[[ Source data, beginning ]]

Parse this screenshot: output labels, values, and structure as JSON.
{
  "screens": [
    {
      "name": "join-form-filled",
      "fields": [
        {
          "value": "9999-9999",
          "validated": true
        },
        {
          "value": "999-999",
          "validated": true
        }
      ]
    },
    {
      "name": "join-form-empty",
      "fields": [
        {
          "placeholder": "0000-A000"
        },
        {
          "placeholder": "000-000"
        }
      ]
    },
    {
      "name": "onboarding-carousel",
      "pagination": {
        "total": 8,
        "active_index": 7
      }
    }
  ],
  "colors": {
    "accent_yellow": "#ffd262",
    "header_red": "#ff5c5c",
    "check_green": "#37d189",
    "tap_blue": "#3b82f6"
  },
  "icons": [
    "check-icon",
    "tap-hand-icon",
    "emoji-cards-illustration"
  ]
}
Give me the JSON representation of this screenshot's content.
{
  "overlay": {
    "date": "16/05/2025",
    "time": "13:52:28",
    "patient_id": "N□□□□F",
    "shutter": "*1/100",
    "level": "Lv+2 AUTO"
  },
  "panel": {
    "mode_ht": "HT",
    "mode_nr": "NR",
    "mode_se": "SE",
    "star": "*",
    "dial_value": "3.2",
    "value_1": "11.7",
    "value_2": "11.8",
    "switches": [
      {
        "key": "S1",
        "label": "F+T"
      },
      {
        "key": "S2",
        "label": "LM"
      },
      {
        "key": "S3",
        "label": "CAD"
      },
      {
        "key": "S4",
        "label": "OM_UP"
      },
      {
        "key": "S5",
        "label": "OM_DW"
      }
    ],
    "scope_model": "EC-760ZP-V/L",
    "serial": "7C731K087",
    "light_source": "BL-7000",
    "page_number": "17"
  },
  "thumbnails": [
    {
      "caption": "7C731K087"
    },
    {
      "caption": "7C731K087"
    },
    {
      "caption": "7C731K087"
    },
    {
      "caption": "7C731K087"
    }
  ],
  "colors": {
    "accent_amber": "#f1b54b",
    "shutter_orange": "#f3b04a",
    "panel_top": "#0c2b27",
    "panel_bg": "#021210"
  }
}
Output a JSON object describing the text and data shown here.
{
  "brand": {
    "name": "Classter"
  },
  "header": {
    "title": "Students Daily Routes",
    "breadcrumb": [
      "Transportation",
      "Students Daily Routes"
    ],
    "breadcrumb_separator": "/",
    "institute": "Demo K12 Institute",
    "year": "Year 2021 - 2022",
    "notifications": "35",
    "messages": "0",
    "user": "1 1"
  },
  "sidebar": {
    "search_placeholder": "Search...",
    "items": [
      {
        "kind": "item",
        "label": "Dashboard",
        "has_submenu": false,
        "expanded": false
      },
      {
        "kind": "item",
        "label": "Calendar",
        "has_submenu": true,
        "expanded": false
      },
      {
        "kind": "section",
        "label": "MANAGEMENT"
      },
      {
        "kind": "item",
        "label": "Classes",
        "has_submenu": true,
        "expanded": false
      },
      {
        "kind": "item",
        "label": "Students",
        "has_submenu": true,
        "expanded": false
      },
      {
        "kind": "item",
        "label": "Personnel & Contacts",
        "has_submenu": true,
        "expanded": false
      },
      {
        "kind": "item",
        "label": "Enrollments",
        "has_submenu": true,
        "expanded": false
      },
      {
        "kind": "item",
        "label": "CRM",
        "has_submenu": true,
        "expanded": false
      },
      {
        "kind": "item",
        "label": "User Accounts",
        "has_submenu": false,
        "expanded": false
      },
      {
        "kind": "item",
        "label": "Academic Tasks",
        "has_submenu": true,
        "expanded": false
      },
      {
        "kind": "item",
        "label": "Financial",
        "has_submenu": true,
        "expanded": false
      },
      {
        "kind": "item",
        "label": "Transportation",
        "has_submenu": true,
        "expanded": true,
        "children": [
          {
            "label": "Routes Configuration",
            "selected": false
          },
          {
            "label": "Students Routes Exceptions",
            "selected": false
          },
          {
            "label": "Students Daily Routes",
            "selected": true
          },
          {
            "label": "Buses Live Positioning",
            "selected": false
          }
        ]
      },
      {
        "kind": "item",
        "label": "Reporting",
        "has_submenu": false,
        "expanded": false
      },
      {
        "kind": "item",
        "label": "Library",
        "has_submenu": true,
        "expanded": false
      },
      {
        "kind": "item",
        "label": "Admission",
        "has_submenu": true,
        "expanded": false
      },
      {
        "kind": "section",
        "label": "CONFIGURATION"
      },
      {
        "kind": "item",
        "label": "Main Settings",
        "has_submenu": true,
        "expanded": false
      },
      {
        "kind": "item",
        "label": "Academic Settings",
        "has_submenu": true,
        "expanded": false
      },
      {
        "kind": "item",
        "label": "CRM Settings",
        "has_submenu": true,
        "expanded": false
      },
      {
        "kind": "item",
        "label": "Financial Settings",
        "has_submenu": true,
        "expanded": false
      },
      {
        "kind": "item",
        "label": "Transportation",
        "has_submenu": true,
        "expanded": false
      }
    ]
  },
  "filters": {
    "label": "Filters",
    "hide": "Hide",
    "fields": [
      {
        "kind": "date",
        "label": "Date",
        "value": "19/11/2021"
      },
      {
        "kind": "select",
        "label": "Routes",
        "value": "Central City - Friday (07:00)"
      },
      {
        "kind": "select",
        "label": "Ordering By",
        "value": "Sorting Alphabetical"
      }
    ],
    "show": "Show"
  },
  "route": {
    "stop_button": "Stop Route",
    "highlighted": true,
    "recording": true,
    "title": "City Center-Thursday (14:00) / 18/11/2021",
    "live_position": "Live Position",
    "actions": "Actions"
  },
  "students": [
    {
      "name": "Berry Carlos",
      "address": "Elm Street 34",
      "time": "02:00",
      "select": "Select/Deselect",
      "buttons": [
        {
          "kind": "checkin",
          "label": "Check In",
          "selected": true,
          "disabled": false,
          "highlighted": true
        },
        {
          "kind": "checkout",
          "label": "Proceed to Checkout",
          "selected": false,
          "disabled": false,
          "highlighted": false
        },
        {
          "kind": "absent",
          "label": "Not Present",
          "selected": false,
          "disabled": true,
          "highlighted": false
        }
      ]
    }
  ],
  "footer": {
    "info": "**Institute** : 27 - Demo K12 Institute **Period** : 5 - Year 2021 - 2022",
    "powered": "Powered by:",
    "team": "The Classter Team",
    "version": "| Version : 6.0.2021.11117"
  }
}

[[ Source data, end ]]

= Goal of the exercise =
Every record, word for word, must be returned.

= Answer box =
Parse this screenshot: output labels, values, and structure as JSON.
{
  "screens": [
    {
      "name": "join-form-filled",
      "fields": [
        {
          "value": "9999-9999",
          "validated": true
        },
        {
          "value": "999-999",
          "validated": true
        }
      ]
    },
    {
      "name": "join-form-empty",
      "fields": [
        {
          "placeholder": "0000-A000"
        },
        {
          "placeholder": "000-000"
        }
      ]
    },
    {
      "name": "onboarding-carousel",
      "pagination": {
        "total": 8,
        "active_index": 7
      }
    }
  ],
  "colors": {
    "accent_yellow": "#ffd262",
    "header_red": "#ff5c5c",
    "check_green": "#37d189",
    "tap_blue": "#3b82f6"
  },
  "icons": [
    "check-icon",
    "tap-hand-icon",
    "emoji-cards-illustration"
  ]
}
Give me the JSON representation of this screenshot's content.
{
  "overlay": {
    "date": "16/05/2025",
    "time": "13:52:28",
    "patient_id": "N□□□□F",
    "shutter": "*1/100",
    "level": "Lv+2 AUTO"
  },
  "panel": {
    "mode_ht": "HT",
    "mode_nr": "NR",
    "mode_se": "SE",
    "star": "*",
    "dial_value": "3.2",
    "value_1": "11.7",
    "value_2": "11.8",
    "switches": [
      {
        "key": "S1",
        "label": "F+T"
      },
      {
        "key": "S2",
        "label": "LM"
      },
      {
        "key": "S3",
        "label": "CAD"
      },
      {
        "key": "S4",
        "label": "OM_UP"
      },
      {
        "key": "S5",
        "label": "OM_DW"
      }
    ],
    "scope_model": "EC-760ZP-V/L",
    "serial": "7C731K087",
    "light_source": "BL-7000",
    "page_number": "17"
  },
  "thumbnails": [
    {
      "caption": "7C731K087"
    },
    {
      "caption": "7C731K087"
    },
    {
      "caption": "7C731K087"
    },
    {
      "caption": "7C731K087"
    }
  ],
  "colors": {
    "accent_amber": "#f1b54b",
    "shutter_orange": "#f3b04a",
    "panel_top": "#0c2b27",
    "panel_bg": "#021210"
  }
}
Output a JSON object describing the text and data shown here.
{
  "brand": {
    "name": "Classter"
  },
  "header": {
    "title": "Students Daily Routes",
    "breadcrumb": [
      "Transportation",
      "Students Daily Routes"
    ],
    "breadcrumb_separator": "/",
    "institute": "Demo K12 Institute",
    "year": "Year 2021 - 2022",
    "notifications": "35",
    "messages": "0",
    "user": "1 1"
  },
  "sidebar": {
    "search_placeholder": "Search...",
    "items": [
      {
        "kind": "item",
        "label": "Dashboard",
        "has_submenu": false,
        "expanded": false
      },
      {
        "kind": "item",
        "label": "Calendar",
        "has_submenu": true,
        "expanded": false
      },
      {
        "kind": "section",
        "label": "MANAGEMENT"
      },
      {
        "kind": "item",
        "label": "Classes",
        "has_submenu": true,
        "expanded": false
      },
      {
        "kind": "item",
        "label": "Students",
        "has_submenu": true,
        "expanded": false
      },
      {
        "kind": "item",
        "label": "Personnel & Contacts",
        "has_submenu": true,
        "expanded": false
      },
      {
        "kind": "item",
        "label": "Enrollments",
        "has_submenu": true,
        "expanded": false
      },
      {
        "kind": "item",
        "label": "CRM",
        "has_submenu": true,
        "expanded": false
      },
      {
        "kind": "item",
        "label": "User Accounts",
        "has_submenu": false,
        "expanded": false
      },
      {
        "kind": "item",
        "label": "Academic Tasks",
        "has_submenu": true,
        "expanded": false
      },
      {
        "kind": "item",
        "label": "Financial",
        "has_submenu": true,
        "expanded": false
      },
      {
        "kind": "item",
        "label": "Transportation",
        "has_submenu": true,
        "expanded": true,
        "children": [
          {
            "label": "Routes Configuration",
            "selected": false
          },
          {
            "label": "Students Routes Exceptions",
            "selected": false
          },
          {
            "label": "Students Daily Routes",
            "selected": true
          },
          {
            "label": "Buses Live Positioning",
            "selected": false
          }
        ]
      },
      {
        "kind": "item",
        "label": "Reporting",
        "has_submenu": false,
        "expanded": false
      },
      {
        "kind": "item",
        "label": "Library",
        "has_submenu": true,
        "expanded": false
      },
      {
        "kind": "item",
        "label": "Admission",
        "has_submenu": true,
        "expanded": false
      },
      {
        "kind": "section",
        "label": "CONFIGURATION"
      },
      {
        "kind": "item",
        "label": "Main Settings",
        "has_submenu": true,
        "expanded": false
      },
      {
        "kind": "item",
        "label": "Academic Settings",
        "has_submenu": true,
        "expanded": false
      },
      {
        "kind": "item",
        "label": "CRM Settings",
        "has_submenu": true,
        "expanded": false
      },
      {
        "kind": "item",
        "label": "Financial Settings",
        "has_submenu": true,
        "expanded": false
      },
      {
        "kind": "item",
        "label": "Transportation",
        "has_submenu": true,
        "expanded": false
      }
    ]
  },
  "filters": {
    "label": "Filters",
    "hide": "Hide",
    "fields": [
      {
        "kind": "date",
        "label": "Date",
        "value": "19/11/2021"
      },
      {
        "kind": "select",
        "label": "Routes",
        "value": "Central City - Friday (07:00)"
      },
      {
        "kind": "select",
        "label": "Ordering By",
        "value": "Sorting Alphabetical"
      }
    ],
    "show": "Show"
  },
  "route": {
    "stop_button": "Stop Route",
    "highlighted": true,
    "recording": true,
    "title": "City Center-Thursday (14:00) / 18/11/2021",
    "live_position": "Live Position",
    "actions": "Actions"
  },
  "students": [
    {
      "name": "Berry Carlos",
      "address": "Elm Street 34",
      "time": "02:00",
      "select": "Select/Deselect",
      "buttons": [
        {
          "kind": "checkin",
          "label": "Check In",
          "selected": true,
          "disabled": false,
          "highlighted": true
        },
        {
          "kind": "checkout",
          "label": "Proceed to Checkout",
          "selected": false,
          "disabled": false,
          "highlighted": false
        },
        {
          "kind": "absent",
          "label": "Not Present",
          "selected": false,
          "disabled": true,
          "highlighted": false
        }
      ]
    }
  ],
  "footer": {
    "info": "**Institute** : 27 - Demo K12 Institute **Period** : 5 - Year 2021 - 2022",
    "powered": "Powered by:",
    "team": "The Classter Team",
    "version": "| Version : 6.0.2021.11117"
  }
}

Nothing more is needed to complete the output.